▶ EXERCISE DIRECTIONS
Lines in the entries below where the word "https" shows up should each be copied.

▶ DATA FOR THIS TASK

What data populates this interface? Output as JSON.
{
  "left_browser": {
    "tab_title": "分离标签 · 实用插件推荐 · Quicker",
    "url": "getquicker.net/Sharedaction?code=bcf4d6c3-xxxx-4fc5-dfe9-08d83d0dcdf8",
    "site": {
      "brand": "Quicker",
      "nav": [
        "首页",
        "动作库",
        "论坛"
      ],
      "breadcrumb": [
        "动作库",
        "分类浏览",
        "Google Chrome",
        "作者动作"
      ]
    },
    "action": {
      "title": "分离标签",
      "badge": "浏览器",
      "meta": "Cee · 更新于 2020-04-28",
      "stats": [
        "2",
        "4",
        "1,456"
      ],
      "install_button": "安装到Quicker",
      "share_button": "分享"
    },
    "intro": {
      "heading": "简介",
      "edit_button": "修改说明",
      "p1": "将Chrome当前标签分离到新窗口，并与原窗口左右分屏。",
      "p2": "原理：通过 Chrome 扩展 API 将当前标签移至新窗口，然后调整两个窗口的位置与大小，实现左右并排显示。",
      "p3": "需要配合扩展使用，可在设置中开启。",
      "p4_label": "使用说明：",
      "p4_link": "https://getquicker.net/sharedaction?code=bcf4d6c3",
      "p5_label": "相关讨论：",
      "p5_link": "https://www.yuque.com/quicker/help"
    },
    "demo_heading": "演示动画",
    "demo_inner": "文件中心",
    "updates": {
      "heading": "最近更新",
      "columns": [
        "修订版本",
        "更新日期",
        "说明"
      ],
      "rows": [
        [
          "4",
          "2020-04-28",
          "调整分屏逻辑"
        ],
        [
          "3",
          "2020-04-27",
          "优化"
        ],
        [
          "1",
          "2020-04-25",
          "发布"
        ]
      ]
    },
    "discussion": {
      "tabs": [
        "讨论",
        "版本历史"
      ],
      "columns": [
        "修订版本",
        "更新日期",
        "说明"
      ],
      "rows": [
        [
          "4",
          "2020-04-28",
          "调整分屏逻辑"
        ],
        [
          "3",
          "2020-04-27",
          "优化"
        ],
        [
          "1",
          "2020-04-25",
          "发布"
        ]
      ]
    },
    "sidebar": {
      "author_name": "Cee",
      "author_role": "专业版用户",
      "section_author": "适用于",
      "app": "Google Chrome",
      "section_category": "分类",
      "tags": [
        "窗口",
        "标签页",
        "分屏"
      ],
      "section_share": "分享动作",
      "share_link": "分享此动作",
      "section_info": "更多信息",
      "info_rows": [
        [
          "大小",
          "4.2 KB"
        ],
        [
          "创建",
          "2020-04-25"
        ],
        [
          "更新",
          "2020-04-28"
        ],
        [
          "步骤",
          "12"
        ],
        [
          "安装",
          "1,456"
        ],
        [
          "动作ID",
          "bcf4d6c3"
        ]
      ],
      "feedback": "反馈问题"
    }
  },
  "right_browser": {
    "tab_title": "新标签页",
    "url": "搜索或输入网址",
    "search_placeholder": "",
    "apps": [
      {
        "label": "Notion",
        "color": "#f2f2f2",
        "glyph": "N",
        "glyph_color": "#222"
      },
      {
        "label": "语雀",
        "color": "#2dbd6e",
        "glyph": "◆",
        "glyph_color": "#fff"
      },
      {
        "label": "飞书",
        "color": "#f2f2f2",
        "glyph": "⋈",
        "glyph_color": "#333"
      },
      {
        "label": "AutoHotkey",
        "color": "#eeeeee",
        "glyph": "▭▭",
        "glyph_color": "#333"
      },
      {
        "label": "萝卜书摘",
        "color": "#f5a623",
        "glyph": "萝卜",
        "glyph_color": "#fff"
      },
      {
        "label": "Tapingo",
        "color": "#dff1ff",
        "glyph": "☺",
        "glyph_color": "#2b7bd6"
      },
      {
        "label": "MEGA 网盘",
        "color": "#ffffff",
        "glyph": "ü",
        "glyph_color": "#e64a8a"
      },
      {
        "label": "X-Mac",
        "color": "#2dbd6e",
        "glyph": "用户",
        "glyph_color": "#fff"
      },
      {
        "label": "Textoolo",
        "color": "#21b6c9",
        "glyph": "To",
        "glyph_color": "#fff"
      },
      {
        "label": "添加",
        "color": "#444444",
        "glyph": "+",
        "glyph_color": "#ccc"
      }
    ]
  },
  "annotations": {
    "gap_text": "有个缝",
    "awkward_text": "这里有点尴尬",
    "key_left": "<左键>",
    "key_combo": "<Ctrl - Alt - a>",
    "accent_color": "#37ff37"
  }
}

▶ SOLUTION
      "p4_link": "https://getquicker.net/sharedaction?code=bcf4d6c3",
      "p5_link": "https://www.yuque.com/quicker/help"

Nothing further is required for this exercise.